In a makeshift classroom in downtown Yangon, rows of uniformed men listened to lessons on election security Monday as they prepared to join Myanmar's controversial 40,000-strong special polling day police force.
The former junta-ruled nation will hold a highly-anticipated vote on November 8 in what many hope could be the freest election in decades.
Aung San Suu Kyi's opposition is expected to make major gains.
But there are concerns unrest could flare in the conflict-prone nation -- where religious tensions are simmering -- while the use of civilian deputies has sparked unease given the country's long history of military rulers using armed thugs to suppress opposition.
"They need more police and I wanted to help as much as I could," said Aung SweOo, a deputy head of the local fire service in Botadaung township who was undergoing training Monday.
"We learned basic military subjects, the laws and principles of the election and police rules. But the priority is how to act during the polls and how to be ready," the 45-year-old told AFP, without elaborating what scenarios they might prepare for.
Some 41 recruits were undergoing lessons at the local police station on Monday -- one for each polling station in the township.

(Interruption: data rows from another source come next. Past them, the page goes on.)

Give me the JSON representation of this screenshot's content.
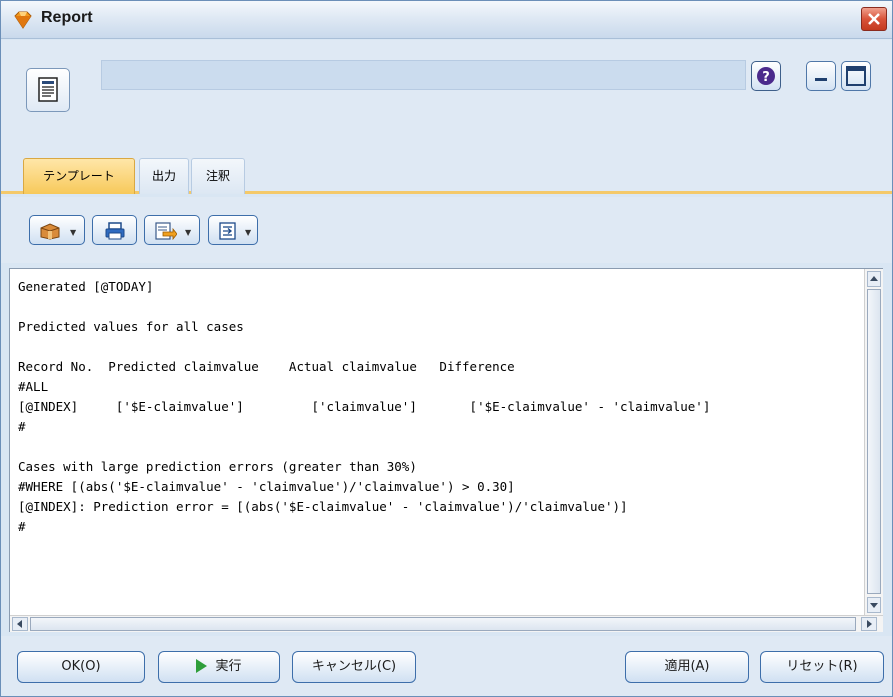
{
  "window": {
    "title": "Report",
    "icon": "diamond-app-icon"
  },
  "header": {
    "node_icon": "report-document-icon",
    "name_value": "",
    "help_icon": "help-icon",
    "minimize_icon": "minimize-icon",
    "maximize_icon": "maximize-icon",
    "close_icon": "close-icon"
  },
  "tabs": [
    {
      "label": "テンプレート",
      "active": true
    },
    {
      "label": "出力",
      "active": false
    },
    {
      "label": "注釈",
      "active": false
    }
  ],
  "toolbar": {
    "buttons": [
      {
        "icon": "package-icon",
        "dropdown": true
      },
      {
        "icon": "print-icon",
        "dropdown": false
      },
      {
        "icon": "export-icon",
        "dropdown": true
      },
      {
        "icon": "insert-field-icon",
        "dropdown": true
      }
    ]
  },
  "editor": {
    "lines": [
      "Generated [@TODAY]",
      "",
      "Predicted values for all cases",
      "",
      "Record No.  Predicted claimvalue    Actual claimvalue   Difference",
      "#ALL",
      "[@INDEX]     ['$E-claimvalue']         ['claimvalue']       ['$E-claimvalue' - 'claimvalue']",
      "#",
      "",
      "Cases with large prediction errors (greater than 30%)",
      "#WHERE [(abs('$E-claimvalue' - 'claimvalue')/'claimvalue') > 0.30]",
      "[@INDEX]: Prediction error = [(abs('$E-claimvalue' - 'claimvalue')/'claimvalue')]",
      "#"
    ]
  },
  "buttons": {
    "ok": "OK(O)",
    "run": "実行",
    "cancel": "キャンセル(C)",
    "apply": "適用(A)",
    "reset": "リセット(R)"
  },
  "colors": {
    "active_tab": "#f7c95a",
    "run_icon": "#2e9e3a",
    "close_button": "#d9533a",
    "button_border": "#3d6eaa"
  }
}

They have been kitted out with police uniforms, but with "special election police" red epaulettes on their shoulders.
Last month's announcement that a special force would be created followed a joint statement from countries including the United States and Japan expressing alarm that rising religious tensions could spark conflict around the elections.
A new openness has blossomed in Myanmar since the military stepped back from outright power in 2011.

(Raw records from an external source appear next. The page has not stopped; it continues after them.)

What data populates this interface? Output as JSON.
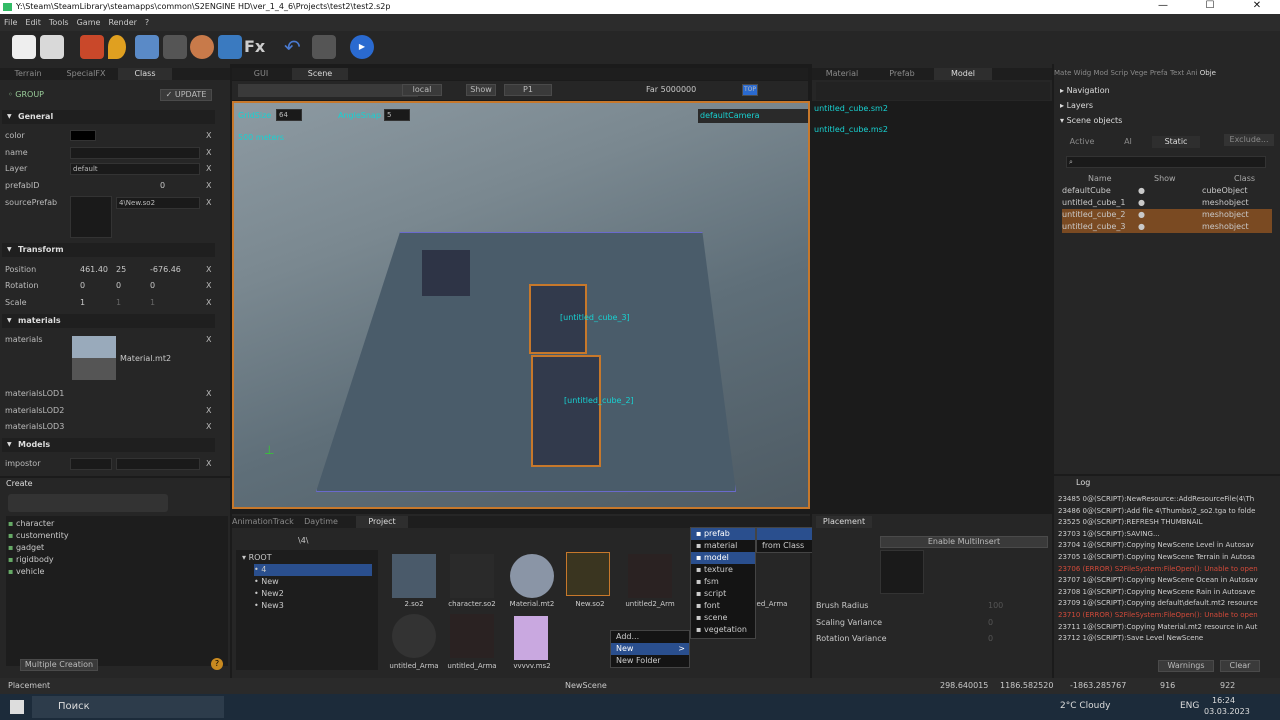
{
  "title": "Y:\\Steam\\SteamLibrary\\steamapps\\common\\S2ENGINE HD\\ver_1_4_6\\Projects\\test2\\test2.s2p",
  "window_controls": {
    "min": "—",
    "max": "☐",
    "close": "✕"
  },
  "menu": [
    "File",
    "Edit",
    "Tools",
    "Game",
    "Render",
    "?"
  ],
  "toolbar": {
    "fx": "Fx"
  },
  "left_tabs": [
    "Terrain",
    "SpecialFX",
    "Class"
  ],
  "group": {
    "label": "GROUP",
    "update": "UPDATE"
  },
  "general": {
    "header": "General",
    "color": "color",
    "name": "name",
    "layer": "Layer",
    "layer_value": "default",
    "prefabid": "prefabID",
    "prefabid_value": "0",
    "sourceprefab": "sourcePrefab",
    "sourceprefab_value": "4\\New.so2"
  },
  "transform": {
    "header": "Transform",
    "position": "Position",
    "pos": [
      "461.40",
      "25",
      "-676.46"
    ],
    "rotation": "Rotation",
    "rot": [
      "0",
      "0",
      "0"
    ],
    "scale": "Scale",
    "scl": [
      "1",
      "1",
      "1"
    ],
    "c": "c",
    "p": "p"
  },
  "materials": {
    "header": "materials",
    "materials": "materials",
    "mat_name": "Material.mt2",
    "lod1": "materialsLOD1",
    "lod2": "materialsLOD2",
    "lod3": "materialsLOD3"
  },
  "models": {
    "header": "Models",
    "impostor": "impostor"
  },
  "x": "X",
  "create": {
    "header": "Create",
    "items": [
      "character",
      "customentity",
      "gadget",
      "rigidbody",
      "vehicle"
    ],
    "multiple": "Multiple Creation",
    "help": "?"
  },
  "center_tabs": [
    "GUI",
    "Scene"
  ],
  "vp_toolbar": {
    "local": "local",
    "show": "Show",
    "p1": "P1",
    "far": "Far 5000000",
    "top": "TOP"
  },
  "viewport": {
    "gridsize": "GridSize",
    "gridsize_value": "64",
    "anglesnap": "AngleSnap",
    "anglesnap_value": "5",
    "meters": "500 meters",
    "camera": "defaultCamera",
    "cube3": "[untitled_cube_3]",
    "cube2": "[untitled_cube_2]"
  },
  "bottom_tabs": [
    "AnimationTrack",
    "Daytime",
    "Project"
  ],
  "project": {
    "path": "\\4\\",
    "tree": [
      "ROOT",
      "4",
      "New",
      "New2",
      "New3"
    ],
    "assets": [
      "2.so2",
      "character.so2",
      "Material.mt2",
      "New.so2",
      "untitled2_Arm",
      "untitled_Arma",
      "untitled_Arma",
      "vvvvv.ms2"
    ],
    "partial": "ed_Arma"
  },
  "context": {
    "add": "Add...",
    "new": "New",
    "newfolder": "New Folder",
    "arrow": ">"
  },
  "newmenu": [
    "prefab",
    "material",
    "model",
    "texture",
    "fsm",
    "script",
    "font",
    "scene",
    "vegetation"
  ],
  "frommenu": {
    "fromclass": "from Class"
  },
  "model_tabs": [
    "Material",
    "Prefab",
    "Model"
  ],
  "model_files": [
    "untitled_cube.sm2",
    "untitled_cube.ms2"
  ],
  "placement": {
    "tab": "Placement",
    "enable": "Enable MultiInsert",
    "brush": "Brush Radius",
    "brush_value": "100",
    "scaling": "Scaling Variance",
    "scaling_value": "0",
    "rotation": "Rotation Variance",
    "rotation_value": "0"
  },
  "right_tabs": [
    "Mate",
    "Widg",
    "Mod",
    "Scrip",
    "Vege",
    "Prefa",
    "Text",
    "Ani",
    "Obje"
  ],
  "navigation": "Navigation",
  "layers": "Layers",
  "scene_objects": "Scene objects",
  "obj_tabs": [
    "Active",
    "AI",
    "Static",
    "Exclude..."
  ],
  "obj_cols": [
    "Name",
    "Show",
    "Class"
  ],
  "objects": [
    {
      "name": "defaultCube",
      "cls": "cubeObject",
      "sel": false
    },
    {
      "name": "untitled_cube_1",
      "cls": "meshobject",
      "sel": false
    },
    {
      "name": "untitled_cube_2",
      "cls": "meshobject",
      "sel": true
    },
    {
      "name": "untitled_cube_3",
      "cls": "meshobject",
      "sel": true
    }
  ],
  "log": {
    "tab": "Log",
    "lines": [
      {
        "t": "23485 0@(SCRIPT):NewResource::AddResourceFile(4\\Th",
        "e": false
      },
      {
        "t": "23486 0@(SCRIPT):Add file 4\\Thumbs\\2_so2.tga to folde",
        "e": false
      },
      {
        "t": "23525 0@(SCRIPT):REFRESH THUMBNAIL",
        "e": false
      },
      {
        "t": "23703 1@(SCRIPT):SAVING...",
        "e": false
      },
      {
        "t": "23704 1@(SCRIPT):Copying NewScene Level in Autosav",
        "e": false
      },
      {
        "t": "23705 1@(SCRIPT):Copying NewScene Terrain in Autosa",
        "e": false
      },
      {
        "t": "23706 (ERROR) S2FileSystem:FileOpen(): Unable to open",
        "e": true
      },
      {
        "t": "23707 1@(SCRIPT):Copying NewScene Ocean in Autosav",
        "e": false
      },
      {
        "t": "23708 1@(SCRIPT):Copying NewScene Rain in Autosave",
        "e": false
      },
      {
        "t": "23709 1@(SCRIPT):Copying default\\default.mt2 resource",
        "e": false
      },
      {
        "t": "23710 (ERROR) S2FileSystem:FileOpen(): Unable to open",
        "e": true
      },
      {
        "t": "23711 1@(SCRIPT):Copying Material.mt2 resource in Aut",
        "e": false
      },
      {
        "t": "23712 1@(SCRIPT):Save Level NewScene",
        "e": false
      }
    ],
    "warnings": "Warnings",
    "clear": "Clear"
  },
  "status": {
    "left": "Placement",
    "scene": "NewScene",
    "x": "298.640015",
    "y": "1186.582520",
    "z": "-1863.285767",
    "a": "916",
    "b": "922"
  },
  "taskbar": {
    "search": "Поиск",
    "weather": "2°C  Cloudy",
    "lang": "ENG",
    "time": "16:24",
    "date": "03.03.2023"
  },
  "colors": {
    "accent": "#c7782b",
    "cyan": "#18d2d2",
    "select": "#7a4a22"
  }
}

But reforms under a quasi-civilian government have appeared to backtrack in recent months.
The country has also been shaken by sporadic outbursts of often deadly religious unrest since 2012, with minority Muslims facing increasing political exclusion as the influence of nationalist Buddhist monks grows.
The special police will be unarmed and wield fewer powers than official police, according to officials. They will be paid around $140, the same monthly salary regular officers receive.
Use of civilians by Myanmar authorities as part of crackdowns has a long and controversial history in a nation where the military brutally suppressed dissent during its nearly 50 year rule.
Most recently men believed to be deputised civilians in plain clothes with red armbands were seen beating protesters alongside police at a student protest in March.